-- Task directions --
For the data below, work out the number of lines containing the string "active" and answer with that number only.

-- Available data --
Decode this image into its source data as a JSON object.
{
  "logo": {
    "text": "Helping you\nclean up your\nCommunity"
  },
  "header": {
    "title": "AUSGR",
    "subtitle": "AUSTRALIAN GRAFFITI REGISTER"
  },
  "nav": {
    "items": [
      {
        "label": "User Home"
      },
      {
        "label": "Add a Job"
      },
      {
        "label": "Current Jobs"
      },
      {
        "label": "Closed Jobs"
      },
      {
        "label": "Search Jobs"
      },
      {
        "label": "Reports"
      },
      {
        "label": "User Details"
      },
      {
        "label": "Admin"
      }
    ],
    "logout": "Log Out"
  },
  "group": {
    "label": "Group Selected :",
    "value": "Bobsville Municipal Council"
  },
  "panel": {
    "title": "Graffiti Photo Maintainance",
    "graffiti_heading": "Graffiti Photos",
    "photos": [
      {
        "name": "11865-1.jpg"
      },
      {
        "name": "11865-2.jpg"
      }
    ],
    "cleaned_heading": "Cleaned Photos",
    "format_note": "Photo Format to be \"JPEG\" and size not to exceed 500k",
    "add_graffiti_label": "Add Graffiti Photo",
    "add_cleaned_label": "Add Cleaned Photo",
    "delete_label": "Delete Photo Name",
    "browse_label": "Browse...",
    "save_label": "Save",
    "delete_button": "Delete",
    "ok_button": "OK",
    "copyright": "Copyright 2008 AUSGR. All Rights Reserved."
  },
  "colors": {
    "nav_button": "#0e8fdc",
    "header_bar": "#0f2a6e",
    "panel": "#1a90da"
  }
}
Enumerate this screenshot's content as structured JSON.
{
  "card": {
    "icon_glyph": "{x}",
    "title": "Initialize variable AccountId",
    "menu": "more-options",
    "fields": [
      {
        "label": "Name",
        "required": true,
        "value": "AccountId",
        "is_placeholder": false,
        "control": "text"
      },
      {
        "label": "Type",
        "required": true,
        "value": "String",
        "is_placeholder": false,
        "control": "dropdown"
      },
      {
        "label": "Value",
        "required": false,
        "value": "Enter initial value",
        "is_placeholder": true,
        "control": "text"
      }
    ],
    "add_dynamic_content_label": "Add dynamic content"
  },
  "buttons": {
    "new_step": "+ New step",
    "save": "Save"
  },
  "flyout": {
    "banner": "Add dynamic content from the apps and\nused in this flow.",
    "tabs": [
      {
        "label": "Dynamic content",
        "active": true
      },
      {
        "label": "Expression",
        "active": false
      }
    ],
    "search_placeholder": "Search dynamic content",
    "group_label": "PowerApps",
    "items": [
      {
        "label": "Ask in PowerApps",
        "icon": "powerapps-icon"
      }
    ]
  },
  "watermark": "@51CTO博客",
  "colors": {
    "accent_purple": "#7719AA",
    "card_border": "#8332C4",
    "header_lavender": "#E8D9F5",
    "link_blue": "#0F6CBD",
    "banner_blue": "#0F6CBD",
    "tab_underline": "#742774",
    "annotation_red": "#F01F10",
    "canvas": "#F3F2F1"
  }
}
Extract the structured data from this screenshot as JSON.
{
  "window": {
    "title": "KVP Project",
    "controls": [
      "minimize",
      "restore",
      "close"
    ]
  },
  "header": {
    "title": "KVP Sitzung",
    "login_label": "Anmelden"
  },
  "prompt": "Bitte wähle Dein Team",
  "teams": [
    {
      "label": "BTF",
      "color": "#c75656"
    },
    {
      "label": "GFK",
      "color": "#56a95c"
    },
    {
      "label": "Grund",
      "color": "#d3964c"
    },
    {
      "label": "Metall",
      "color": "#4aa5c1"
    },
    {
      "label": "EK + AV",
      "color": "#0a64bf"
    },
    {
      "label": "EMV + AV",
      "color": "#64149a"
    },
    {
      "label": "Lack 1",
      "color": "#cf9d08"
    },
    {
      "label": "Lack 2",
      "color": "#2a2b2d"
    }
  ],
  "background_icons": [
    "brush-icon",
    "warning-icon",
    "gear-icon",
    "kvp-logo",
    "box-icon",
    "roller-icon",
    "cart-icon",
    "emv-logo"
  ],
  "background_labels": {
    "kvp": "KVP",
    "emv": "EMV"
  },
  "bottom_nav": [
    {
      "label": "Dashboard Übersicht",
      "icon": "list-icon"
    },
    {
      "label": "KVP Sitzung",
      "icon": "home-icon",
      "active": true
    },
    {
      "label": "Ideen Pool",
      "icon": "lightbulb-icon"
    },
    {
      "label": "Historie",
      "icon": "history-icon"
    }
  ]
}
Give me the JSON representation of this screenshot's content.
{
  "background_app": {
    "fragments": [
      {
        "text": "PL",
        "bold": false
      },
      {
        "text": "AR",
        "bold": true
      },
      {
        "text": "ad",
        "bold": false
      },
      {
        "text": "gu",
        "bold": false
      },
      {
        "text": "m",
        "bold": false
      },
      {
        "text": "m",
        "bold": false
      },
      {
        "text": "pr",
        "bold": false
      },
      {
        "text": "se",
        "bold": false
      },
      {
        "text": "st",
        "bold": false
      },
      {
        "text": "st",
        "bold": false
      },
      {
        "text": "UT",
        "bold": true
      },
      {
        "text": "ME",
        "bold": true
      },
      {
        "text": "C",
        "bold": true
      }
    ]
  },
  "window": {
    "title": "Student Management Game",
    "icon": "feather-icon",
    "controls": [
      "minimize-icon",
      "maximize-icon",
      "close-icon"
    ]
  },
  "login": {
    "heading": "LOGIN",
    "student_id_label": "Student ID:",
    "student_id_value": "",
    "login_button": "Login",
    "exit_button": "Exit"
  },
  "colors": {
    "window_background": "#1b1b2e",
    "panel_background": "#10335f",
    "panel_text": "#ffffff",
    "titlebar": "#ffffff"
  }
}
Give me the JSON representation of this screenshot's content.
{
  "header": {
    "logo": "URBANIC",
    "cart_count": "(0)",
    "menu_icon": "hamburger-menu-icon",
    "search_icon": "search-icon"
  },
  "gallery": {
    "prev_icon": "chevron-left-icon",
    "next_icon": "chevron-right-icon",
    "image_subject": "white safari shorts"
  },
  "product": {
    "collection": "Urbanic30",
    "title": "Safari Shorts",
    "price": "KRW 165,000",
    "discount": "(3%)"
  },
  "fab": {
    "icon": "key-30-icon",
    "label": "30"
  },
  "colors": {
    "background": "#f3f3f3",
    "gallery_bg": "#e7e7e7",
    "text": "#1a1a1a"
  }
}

-- The completed task --
3